The year is 2009. It’s a story worthy of a becoming a movie, just as Bottle Shock recounted the tale of a Napa Valley winemaker who beats every French vintner in the Paris Wine Tasting of 1976. Only this time, world-famous wine critics rank an AOC Bordeaux Supérieur above some of Bordeaux’s most renowned 1er Grand Cru Classé wines in a blind tasting of 2001 vintages. Château de Reignac set the wine world abuzz, and left the European Grand Jury themselves puzzled as their jaws quite literally dropped open at the prospect of a €15 bottle beating out ones priced from €1300 and more.
It’s been a decade since the blind tasting and nearly twenty years since the much talked about vintage was produced, but many still flock to Bordeaux for the experience of an 1855 1er Grand Cru Classé without breaking the bank. And Château de Reignac is worth the visit not only for their high quality wines, but also for the stunning château and a unique tasting that first discovers the aromas in wine in the château’s scent garden.
The History of Château de Reignac
The château itself, a beautiful castle that today is the holiday home of the owners, was originally built in the 16th century by Seigneur Baude de Peyron. It was added to and transformed in both the 18th and 19th centuries, even gaining the addition of a spectacular greenhouse designed by Gustave Eiffel – yes, the very Gustave Eiffel who built the Eiffel Tower in Paris.
But it’s Château de Reignac’s modern history when people really begin to take notice of it. Yves and Stephanie Vatelot purchased the château in 1990 and invested a lot of money into elevating the quality of wines produced with a complete transformation of the winery.
The 80 hectares of vines are restructured, the winery is renovated and the 18th century dovecote is restored and converted into a unique tasting room. Yves, an inventor famous for inventing the first electric epilator and selling it to Braun, had no former winemaking experience. He smartly hired Michel Rolland as the consulting oenologist.
By 1996, famed wine critic Robert Parker had given Château de Reignac 90/100 and it was ranked within the top 50 wines of Bordeaux. In only a few short years, Yves Vatelot had achieved his goal to make Reignac a world-known name.

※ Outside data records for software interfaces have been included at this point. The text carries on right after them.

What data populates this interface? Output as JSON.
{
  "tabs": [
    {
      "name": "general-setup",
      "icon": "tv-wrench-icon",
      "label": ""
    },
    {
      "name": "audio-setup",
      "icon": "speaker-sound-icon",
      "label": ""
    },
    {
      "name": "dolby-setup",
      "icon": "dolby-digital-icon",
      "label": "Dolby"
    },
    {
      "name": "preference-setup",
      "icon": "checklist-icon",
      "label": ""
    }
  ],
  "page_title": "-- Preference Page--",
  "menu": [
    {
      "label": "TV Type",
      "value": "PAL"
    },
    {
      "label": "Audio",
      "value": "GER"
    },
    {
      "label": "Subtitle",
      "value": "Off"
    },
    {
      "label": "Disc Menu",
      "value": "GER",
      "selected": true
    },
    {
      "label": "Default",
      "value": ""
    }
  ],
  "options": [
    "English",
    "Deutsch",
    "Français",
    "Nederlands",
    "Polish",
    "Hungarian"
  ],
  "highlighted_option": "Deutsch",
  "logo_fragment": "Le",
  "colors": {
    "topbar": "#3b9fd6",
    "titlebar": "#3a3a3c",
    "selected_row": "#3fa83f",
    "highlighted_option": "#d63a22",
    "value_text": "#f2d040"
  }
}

Château de Reignac is a gorgeous estate located between the confluence of the Garonne and Dordogne rivers. The estate’s position just west of the Entre-deux-Mers and between these two great rivers gives Château de Reignac its unique terroir.
One distinction of Bordeaux is that the Left Bank has a clay-gravel soil and the Right Bank has clay-limestone. But Château de Reignac has been blessed with both soil compositions, giving their grapes qualities of both the Left and Right Banks. It’s this – the terroir – the is said to have been one of the things that made it so exceptionally difficult for the wine critics of the 2009 blind tasting to distinguish it from Médoc or Saint-Émilion Grand Cru Classé wines.
Inside the winery, it’s always quite unless you just happen to visit during harvest. Reignac’s mascot, Reignyx, is a cute cartoon character that comically helps visitors understand the château’s harvest, selective sorting and vinification process.
The barrel room is a delight for both the eyes and the nose. Though aesthetically pleasing, the stacked barrels are actually quite functional. Château de Reignac utilizes a racking system that easily allows them to quickly turn all their barrels of aging wine daily.
Before we head to the old dovecote, a tower that once housed pigeons for noble families, we stop first in the secret garden alongside the greenhouse designed by Eiffel. It’s here that through smelling and tasting various flowers, herbs and berries from the garden that we discover the various aromas found in white and red wines.
Though the concept of discovering aromas before tasting wine isn’t new, most other châteaux do this with a wine aroma sensory kit consisting of vials you smell. Some, like cassis (black currant) are always a dead giveaway because they smell of black fruits and the liquid in the vial is dark.
Discovering the aromas through smelling and tasting flowers and herbs is almost more difficult. You don’t except an herb to taste like oysters or a flower to taste like chocolate. Berries, like the blackberries and raspberries we picked right off the bush to pop in to our mouths, are more obvious.
After exploring the garden, the tasting takes place in Château de Reignac’s transformed dovecote. The tower allows visitors to taste like professionals. The wines impressively arrive on a dumbwaiter, allowing for blind tastings to take place.
Beginning with the white, we taste all four of Château de Reignac’s wines to end this scent garden visit and tasting.